How To Deal With Beneficiaries In Your Will

Who Can and Cannot Be A Beneficiary

When you’re making up a will, you’ll need to determine who the beneficiaries are going to be and what property will go to which person.

So who can you name as a beneficiary for your property? Any person and/or organization who obtain property thanks to a will are thought of as a beneficiary. Like the requirements that must be met for the person signing the will, there are requirements that must be met for those who are receiving property because of one. These requirements are generally negative ones. Basically, a person or entity may receive the property unless they fall into a disqualification category.

Any person or entity you decide to receive property in your will is allowed to do so… besides the exceptions listed below. This means any person in your family, a named executor, named children (illegitimate or legally yours), creditors, corporations, friends, strangers, acquaintances, debtors and charities (look for possible restrictions below) can be disqualified.

Four Categories That Will Lead To Disqualified Beneficiaries

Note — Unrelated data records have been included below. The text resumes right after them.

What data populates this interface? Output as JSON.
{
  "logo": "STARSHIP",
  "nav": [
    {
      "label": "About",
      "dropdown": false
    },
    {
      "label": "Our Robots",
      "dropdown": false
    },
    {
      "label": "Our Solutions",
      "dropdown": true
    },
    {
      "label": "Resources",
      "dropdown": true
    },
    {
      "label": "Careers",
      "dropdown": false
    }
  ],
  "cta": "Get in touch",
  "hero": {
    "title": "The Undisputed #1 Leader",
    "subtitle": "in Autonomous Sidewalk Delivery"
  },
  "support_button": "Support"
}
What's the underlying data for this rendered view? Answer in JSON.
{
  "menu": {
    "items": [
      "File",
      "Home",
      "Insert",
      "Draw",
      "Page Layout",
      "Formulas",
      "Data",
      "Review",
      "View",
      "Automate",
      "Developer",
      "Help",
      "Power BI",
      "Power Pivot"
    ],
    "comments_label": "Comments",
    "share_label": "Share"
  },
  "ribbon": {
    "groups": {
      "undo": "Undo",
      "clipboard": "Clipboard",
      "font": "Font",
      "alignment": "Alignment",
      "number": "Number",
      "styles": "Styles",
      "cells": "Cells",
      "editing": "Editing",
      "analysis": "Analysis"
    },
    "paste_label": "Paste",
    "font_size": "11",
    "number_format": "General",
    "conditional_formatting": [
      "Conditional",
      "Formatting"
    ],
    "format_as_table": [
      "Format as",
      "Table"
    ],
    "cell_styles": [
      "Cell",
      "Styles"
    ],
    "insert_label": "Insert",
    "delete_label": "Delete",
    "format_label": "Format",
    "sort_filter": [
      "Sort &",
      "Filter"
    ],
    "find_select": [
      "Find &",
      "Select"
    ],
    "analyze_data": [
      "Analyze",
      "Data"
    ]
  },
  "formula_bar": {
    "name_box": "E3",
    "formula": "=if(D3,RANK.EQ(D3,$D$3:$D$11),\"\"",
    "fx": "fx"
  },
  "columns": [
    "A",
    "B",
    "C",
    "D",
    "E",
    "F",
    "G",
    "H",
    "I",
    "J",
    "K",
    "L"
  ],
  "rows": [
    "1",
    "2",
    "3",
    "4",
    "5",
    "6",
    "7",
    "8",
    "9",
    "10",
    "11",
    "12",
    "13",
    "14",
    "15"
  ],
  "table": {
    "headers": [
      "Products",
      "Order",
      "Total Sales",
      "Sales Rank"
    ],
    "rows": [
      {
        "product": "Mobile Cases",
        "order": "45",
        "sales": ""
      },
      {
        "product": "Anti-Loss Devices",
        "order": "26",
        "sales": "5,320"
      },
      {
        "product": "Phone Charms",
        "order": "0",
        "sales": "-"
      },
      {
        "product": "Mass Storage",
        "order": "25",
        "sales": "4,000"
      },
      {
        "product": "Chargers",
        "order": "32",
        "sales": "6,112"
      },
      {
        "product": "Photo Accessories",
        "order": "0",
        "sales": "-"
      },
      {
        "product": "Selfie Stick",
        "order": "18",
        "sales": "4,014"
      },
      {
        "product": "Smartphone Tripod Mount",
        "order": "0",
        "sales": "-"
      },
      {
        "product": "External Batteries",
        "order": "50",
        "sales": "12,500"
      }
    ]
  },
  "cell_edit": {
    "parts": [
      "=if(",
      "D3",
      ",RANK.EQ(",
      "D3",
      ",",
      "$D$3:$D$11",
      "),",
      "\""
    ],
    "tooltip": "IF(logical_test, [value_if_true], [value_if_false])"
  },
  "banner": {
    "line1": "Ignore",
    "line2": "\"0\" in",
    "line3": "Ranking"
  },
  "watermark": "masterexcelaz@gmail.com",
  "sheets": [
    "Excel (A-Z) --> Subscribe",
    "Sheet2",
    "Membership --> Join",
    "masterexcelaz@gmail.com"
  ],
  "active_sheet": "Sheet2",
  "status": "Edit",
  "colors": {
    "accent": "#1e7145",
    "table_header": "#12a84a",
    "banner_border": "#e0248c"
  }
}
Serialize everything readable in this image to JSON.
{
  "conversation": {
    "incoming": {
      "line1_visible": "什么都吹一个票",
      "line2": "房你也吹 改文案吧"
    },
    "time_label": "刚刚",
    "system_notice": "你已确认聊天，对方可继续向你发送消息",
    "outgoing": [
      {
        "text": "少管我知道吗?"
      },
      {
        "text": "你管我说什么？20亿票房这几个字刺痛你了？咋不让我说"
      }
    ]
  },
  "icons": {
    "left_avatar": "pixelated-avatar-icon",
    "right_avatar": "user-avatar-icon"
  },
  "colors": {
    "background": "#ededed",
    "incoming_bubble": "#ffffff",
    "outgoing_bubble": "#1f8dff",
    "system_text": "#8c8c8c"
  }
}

1 – Attorney who writes up the will is deemed to have undue influence if he/she is designated a beneficiary.
2 – Most states disqualify witnesses to the will’s execution. Before you make a will, see if your state has this kind of restriction. To be on the safe side, however, never let your witnesses be your beneficiaries.
3 – A person who kills the testator becomes disqualified beneficiary as far as getting any property in that person’s will.
4 – Unincorporated associations are not generally allowed to obtain property from a will. The reason is that these organizations/associations have no legal standing to hold onto property.

There are several states that restrict leaving property to churches or charitable organizations. The restrictions come in two forms:

- The amount of time before death when alterations were made to the will that leaves a great deal of money or property to a church or charitable organization
- Percentage limit on the person’s estate that can be left to the charitable organization (limit is generally 50 percent)

Why Are There These Stipulations

The states have this rule in mind to keep abuse out of the dying person’s wish. In the past, many immoral people and organizations have obtained last-minute changes in the will to get a large sum of money from that estate for themselves and/or group. If you would like to leave a great deal of money and/or property to a church or charitable organization, be sure to check for any restrictions in your state.

How States View Wills In Terms Of Relationships

Along with this category is who can be a beneficiary in your will. There are several points that relate to marriage, children and divorce. First off, it’s always in your best interest to review your will every so often. Make changes as you see fit using your family or marital situation to guide you. If you’re married, divorced, separated, widowed, remarried, have a child or adopted one, there may be some unforeseen consequences in the way you have written your will.

Every state is different on how a marriage and divorce affects a person’s will. Some states will completely revoke a will if a divorce occurs. Other states don’t see divorce as having an effect on a will and your divorced spouse could inherit your property if you forget to change your will. States also treat marriage and children in different ways.

Make sure your will is prepared in how your life is currently going through. If there are some notable changes in your life, however, you will need to review and update it.

For more helpful legal advice and other resources, go to Legal Forms site, and you can find useful information related to legal issues and valuablel legal forms that are completely free of charges, including Child Guardianship Clause that you would want to use in your living will when you designate the guardian for your children when you die.